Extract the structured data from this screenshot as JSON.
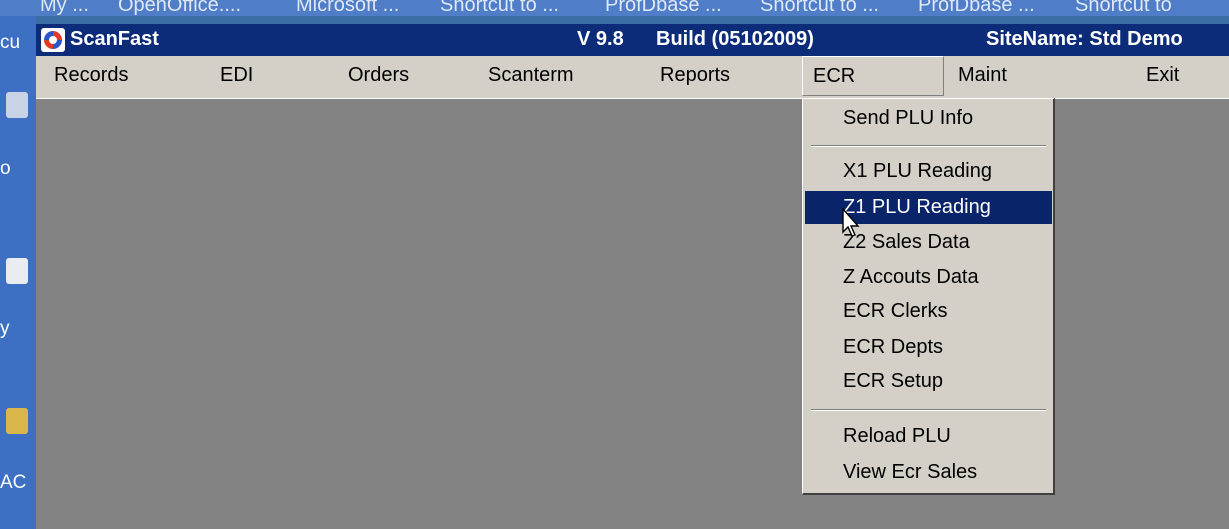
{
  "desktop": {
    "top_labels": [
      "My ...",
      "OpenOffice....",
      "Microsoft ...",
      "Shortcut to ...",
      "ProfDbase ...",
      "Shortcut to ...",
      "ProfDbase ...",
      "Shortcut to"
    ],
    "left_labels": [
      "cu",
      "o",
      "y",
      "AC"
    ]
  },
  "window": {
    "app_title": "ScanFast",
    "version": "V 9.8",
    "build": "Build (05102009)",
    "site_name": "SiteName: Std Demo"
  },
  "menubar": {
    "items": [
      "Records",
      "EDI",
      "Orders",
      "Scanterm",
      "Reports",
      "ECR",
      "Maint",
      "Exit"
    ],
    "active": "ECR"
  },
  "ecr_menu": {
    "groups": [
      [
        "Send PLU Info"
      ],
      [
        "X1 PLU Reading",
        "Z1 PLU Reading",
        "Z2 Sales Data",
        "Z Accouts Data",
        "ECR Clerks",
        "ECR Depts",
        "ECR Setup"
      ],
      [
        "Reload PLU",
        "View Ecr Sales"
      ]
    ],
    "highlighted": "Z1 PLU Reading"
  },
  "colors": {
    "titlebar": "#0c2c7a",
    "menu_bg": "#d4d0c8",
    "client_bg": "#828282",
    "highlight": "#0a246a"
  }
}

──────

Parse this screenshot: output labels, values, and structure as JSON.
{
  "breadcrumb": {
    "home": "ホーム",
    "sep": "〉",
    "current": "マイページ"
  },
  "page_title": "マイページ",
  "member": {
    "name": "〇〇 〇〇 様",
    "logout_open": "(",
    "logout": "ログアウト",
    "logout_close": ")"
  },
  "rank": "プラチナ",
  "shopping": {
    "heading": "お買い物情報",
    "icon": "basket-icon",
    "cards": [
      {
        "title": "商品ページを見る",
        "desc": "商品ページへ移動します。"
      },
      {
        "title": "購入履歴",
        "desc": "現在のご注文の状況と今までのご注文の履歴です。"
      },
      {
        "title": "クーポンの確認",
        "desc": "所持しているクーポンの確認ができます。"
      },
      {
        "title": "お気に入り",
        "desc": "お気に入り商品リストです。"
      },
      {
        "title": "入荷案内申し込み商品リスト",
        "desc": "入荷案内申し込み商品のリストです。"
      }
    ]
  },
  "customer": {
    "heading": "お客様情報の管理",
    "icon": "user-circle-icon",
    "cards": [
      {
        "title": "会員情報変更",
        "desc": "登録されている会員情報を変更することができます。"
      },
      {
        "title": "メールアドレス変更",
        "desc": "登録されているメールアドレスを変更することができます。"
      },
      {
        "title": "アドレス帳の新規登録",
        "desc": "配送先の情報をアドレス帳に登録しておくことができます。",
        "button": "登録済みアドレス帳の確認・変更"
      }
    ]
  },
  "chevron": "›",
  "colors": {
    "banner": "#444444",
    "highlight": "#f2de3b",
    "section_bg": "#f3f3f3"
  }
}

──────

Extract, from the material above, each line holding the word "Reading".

        "X1 PLU Reading",
        "Z1 PLU Reading",
    "highlighted": "Z1 PLU Reading"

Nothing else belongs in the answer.